I admit that I don’t watch, or read, large amounts on improving my writing1, thinking that the most important factor is just doing more of it. This video by University of Chicago writing program leader Larry McEnerney, contains a few important lessons that I hadn’t even considered before, and are worth remembering, even if you’re not writing in academia.
If you’ve got the time, watch, or perhaps listen, to the video yourself.
First; always remember your audience. They are the people you’re writing to, and you have to understand how what you’re writing is creating value for them. What problem does it solve, what issue does it address? This is the least surprising of the points made, but still the most important.
This is emphasised by pointing out that there are, in academia, but also in other technical fields, two kinds of writing. The writing the author does themselves to organise their thoughts, to help them think, and then the writing to communicate the conclusions of that work, and what it means, and hopefully how important it is. These two types shouldn’t be confused, but often are, as many people are only used to doing the first kind. (Can you tell which type this blog is?)
The second point that struck me, and I’d never considered, is that almost all of the writing I have done in my life, someone has be paid to read it. They may have cared as well, but teachers at school and university didn’t decide to read what I’d written because they wanted to, they were, in some form, obliged to do so.
This also leads to a particular kind of writing, where you are trying to demonstrate that you have understood something they have taught you. You are not trying to teach them something new, to change their way of thinking or understanding, just revealing what you’re absorbed.
In my case, and many people who don’t write for an external or paying audience, this is effectively still the case. I have colleagues who on some level have to read what I write; either to review it, learn from it, or act on it, because they are paid to.
Lastly: use the right code. I think the use of the word “code” makes this tip sound slightly mystical, all it means is to use the same vocabulary as the audience, or community, that you’re writing for. Any community will have it’s own terms and definitions; academic, corporate or social. It’s important to ensure that you are then speaking using the same jargon, even it that sometimes feels forced, as that is what will make you understood, especially when speaking to the community’s leaders and power brokers.
If you work in a multinational company, you will also experience this, especially if the common language is not the first language of many.
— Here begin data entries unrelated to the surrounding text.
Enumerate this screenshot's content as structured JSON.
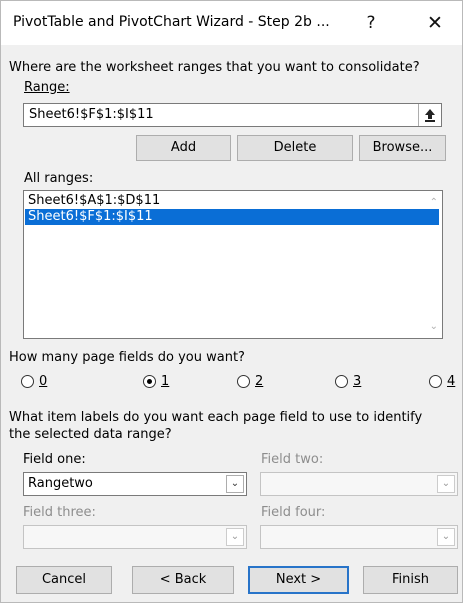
{
  "window": {
    "title": "PivotTable and PivotChart Wizard - Step 2b ...",
    "help_glyph": "?",
    "close_glyph": "✕"
  },
  "ranges_question": "Where are the worksheet ranges that you want to consolidate?",
  "range_label": "Range:",
  "range_value": "Sheet6!$F$1:$I$11",
  "buttons": {
    "add": "Add",
    "delete": "Delete",
    "browse": "Browse..."
  },
  "all_ranges_label": "All ranges:",
  "all_ranges": [
    "Sheet6!$A$1:$D$11",
    "Sheet6!$F$1:$I$11"
  ],
  "selected_range": "Sheet6!$F$1:$I$11",
  "page_fields_question": "How many page fields do you want?",
  "page_field_options": [
    "0",
    "1",
    "2",
    "3",
    "4"
  ],
  "page_field_selected": "1",
  "item_labels_question_line1": "What item labels do you want each page field to use to identify",
  "item_labels_question_line2": "the selected data range?",
  "fields": {
    "one_label": "Field one:",
    "one_value": "Rangetwo",
    "two_label": "Field two:",
    "three_label": "Field three:",
    "four_label": "Field four:"
  },
  "footer": {
    "cancel": "Cancel",
    "back": "< Back",
    "next": "Next >",
    "finish": "Finish"
  },
  "colors": {
    "selection": "#0a6ed6",
    "default_button_border": "#2874c9"
  }
}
You end up with slightly strange expressions and terms that a native English speaker would not use, but are widely used. If the goal is to be understood, then sometimes you have to grit your teeth and use these unnatural sounding expressions, as everyone comprehends them.
Oh, and you notice that all the things he talks about, he does while giving the lecture?
Addendum 2020: Interview with Larry McEnerney on his retirement.
Yes, you’re very smart and funny whoever shouted “We can tell” at the back there. ↩︎